Unlikely to consult for resident parking permits to cover the streets OMTRA serves. Do want to explore permits for the Mundella Road area and for Mundella Court. (Public meeting planned for 17th since cancelled.)
Of course, I’m against graffiti. But what do you say to “I love my Mum”?
Kids were out and being kids, but parents were nearby and the neighbour whose fence was chalked didn’t mind.
Overwhelming concern whilst canvassing Osier Close and Oxbow Close off Robin Hood Way, is car parking. Whilst this could have been guessed at, this hadn’t come through on casework. Some doubt that permits will make a difference, but their effectiveness is why were having to introduce another phase, most probably in August. Some requests for grass and trees to be taken out for car parking space – priorities for investment remain on pavement and road repairs, but we’re short of money for that anyway.
Knifing didn’t come up, but drug taking in the Oxbow Close underpass did.
That grass in common areas had got long was mentioned, and some thought we’d arranged for it be cut before the canvass! (We hadn’t – but we have been reporting problems on a general level.) Weed spraying has been late too.
Over 1000 properties have been circulated, seeking residents’ views on the parking in thier local neighbourhood.
The deadline for reply is 22nd January.
You can if you wish, download and print the images if you have lost your survey.
… shouts a chair of a Notts County football club supporters group in the N Post.
Apparently a new parking permits scheme around the Meadow Lane neighbourhood “could have an adverse effect on attendances”.
And that’s an advocate of Notts County. This is an article in search of a story.
It seems charging for spaces to stop all day parking by commuters isn’t the story – despite it being the reason.
And how’s this for customer focus – a ‘pub in Meadow Lane, said the changes would affect business through the week because its car park was mostly used by staff’.
Changes to the original scheme were made following consultation and special signs for this scheme have been introduced; this has caused a delay until January.
More change is most likely on its way.
– Crocus Street is being abused by commuters; consultation for a scheme has been going on for some time.
– Residents of Eugene Gardens have organised a petition about commuter parking, and that’s before the nearby Meadow Lane change is introduced in January.
– There are complaints about commuter parking throughout The Meadows, including from near ‘ng2’ business park and along Victoria Embankment.
Responses for much of The Meadows are likely to be tied in with the roll-out of the tram – it’s an obvious point for any consultation if it can be pointed out that the tram might make a difference.
A roving surgery around Bathley Street and someone is kind enough to tweet about it. A first for me.
High interest in proposals for the cricket pavilion and high support.

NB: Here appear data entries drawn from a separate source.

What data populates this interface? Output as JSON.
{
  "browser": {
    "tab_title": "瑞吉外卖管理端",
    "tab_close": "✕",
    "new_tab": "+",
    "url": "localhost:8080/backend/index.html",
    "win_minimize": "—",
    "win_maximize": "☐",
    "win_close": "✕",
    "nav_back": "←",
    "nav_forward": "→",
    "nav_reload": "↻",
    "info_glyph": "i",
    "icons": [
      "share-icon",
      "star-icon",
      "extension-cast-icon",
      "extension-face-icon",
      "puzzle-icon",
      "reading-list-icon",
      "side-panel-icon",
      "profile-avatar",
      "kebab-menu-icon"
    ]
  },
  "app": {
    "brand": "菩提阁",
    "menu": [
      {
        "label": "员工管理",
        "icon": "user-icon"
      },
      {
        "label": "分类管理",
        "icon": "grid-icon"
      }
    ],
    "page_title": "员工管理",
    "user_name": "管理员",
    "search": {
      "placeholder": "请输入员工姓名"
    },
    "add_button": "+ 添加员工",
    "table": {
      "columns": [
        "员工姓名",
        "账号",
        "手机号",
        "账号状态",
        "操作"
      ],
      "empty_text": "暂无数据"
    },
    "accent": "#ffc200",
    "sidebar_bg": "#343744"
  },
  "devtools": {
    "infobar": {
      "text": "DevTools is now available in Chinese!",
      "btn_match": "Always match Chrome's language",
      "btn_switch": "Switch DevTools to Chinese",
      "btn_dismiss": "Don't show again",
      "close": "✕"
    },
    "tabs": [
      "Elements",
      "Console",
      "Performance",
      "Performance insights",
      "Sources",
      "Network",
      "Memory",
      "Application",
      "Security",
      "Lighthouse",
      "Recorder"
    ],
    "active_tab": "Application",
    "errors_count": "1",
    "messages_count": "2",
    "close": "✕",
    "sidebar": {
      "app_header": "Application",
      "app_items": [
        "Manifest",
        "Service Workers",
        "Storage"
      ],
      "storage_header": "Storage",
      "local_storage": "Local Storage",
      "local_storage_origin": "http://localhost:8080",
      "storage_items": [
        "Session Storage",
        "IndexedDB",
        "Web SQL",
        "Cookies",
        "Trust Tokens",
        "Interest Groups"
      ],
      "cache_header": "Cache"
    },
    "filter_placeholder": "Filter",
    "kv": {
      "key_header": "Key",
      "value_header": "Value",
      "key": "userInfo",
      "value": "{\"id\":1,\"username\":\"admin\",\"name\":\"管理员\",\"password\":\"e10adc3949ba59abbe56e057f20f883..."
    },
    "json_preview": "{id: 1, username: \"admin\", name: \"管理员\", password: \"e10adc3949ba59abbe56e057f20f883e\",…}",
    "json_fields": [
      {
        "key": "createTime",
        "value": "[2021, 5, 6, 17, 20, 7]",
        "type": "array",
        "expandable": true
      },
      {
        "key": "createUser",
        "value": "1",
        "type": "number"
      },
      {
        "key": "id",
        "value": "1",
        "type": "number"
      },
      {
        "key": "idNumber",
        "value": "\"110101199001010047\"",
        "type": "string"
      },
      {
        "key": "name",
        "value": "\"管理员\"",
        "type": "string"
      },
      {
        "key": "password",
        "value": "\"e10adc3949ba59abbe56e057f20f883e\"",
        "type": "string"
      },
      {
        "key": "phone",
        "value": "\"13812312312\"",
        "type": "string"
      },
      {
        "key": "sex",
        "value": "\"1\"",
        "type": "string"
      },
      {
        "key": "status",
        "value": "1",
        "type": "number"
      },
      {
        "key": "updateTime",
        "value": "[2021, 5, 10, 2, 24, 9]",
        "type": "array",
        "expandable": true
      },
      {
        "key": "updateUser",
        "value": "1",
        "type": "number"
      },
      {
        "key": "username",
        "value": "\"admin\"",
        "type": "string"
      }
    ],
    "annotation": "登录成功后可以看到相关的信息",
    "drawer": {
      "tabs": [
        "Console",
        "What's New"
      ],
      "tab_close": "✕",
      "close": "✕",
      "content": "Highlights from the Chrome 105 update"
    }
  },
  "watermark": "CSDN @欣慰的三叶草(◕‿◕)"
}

More interest in managing parking for events and commuters treating The Meadows as a park and ride site – something we intend to do more about once the impact of “park and pay by phone” in neighbouring industrial areas and the impact of the expansion of the tram is known and understood.
Mid-afternoon, and the buses are in a deadlock that makes no sense.
Then from the top of a double-decker, you see someone wandering through the jammed buses; then the blockage is revealed – a van, with its hazard lights on. And eastbound buses have had to manoeuvre in tight space to give westbound buses the chance to pass so as to relieve a deadlock.
Inconvenience for hundreds, triggered in next to no time at all, and it seems merely for some office equipment to be picked up.
Front page headlines, lead story, full page analysis and an editorial in the N Post today. Wow! whatever it is, it must be important!!
What it is, is that Forest fans pay £5 to park on Victoria Embankment on a home match day and County fans don’t. And people wonder why we get fed up with local newspapers.
The thesis, as such is not correct, even recognising that in practice, that’s what happens.
Cos the criteria is actually much more along the lines of there being a commercial event taking place near the Trent Bridge that means we want some kind of patrol and control for our beautiful public park.
So if County get big gates – these days, say, a big club at home in the cup – the council may well charge for parking.
As it is, from memory, County’s average home league gate is circa 7,000 and Forest’s is circa 22,000; that’s 3 times higher. And County fans find parking opportunities to the north of their ground that is less convenient for Forest fans.
And the paper forgets to think about cricket fans visiting the Trent Bridge.
England fans turn up in big numbers and the council runs patrol and control; Outlaws 20-20 fans – the same. County cricket doesn’t need it.
So if the paper had thought about it, their charge of discrimination would relate to be Forest fans, Outlaw fans and England test fans.
But that wouldn’t make a snappy headline.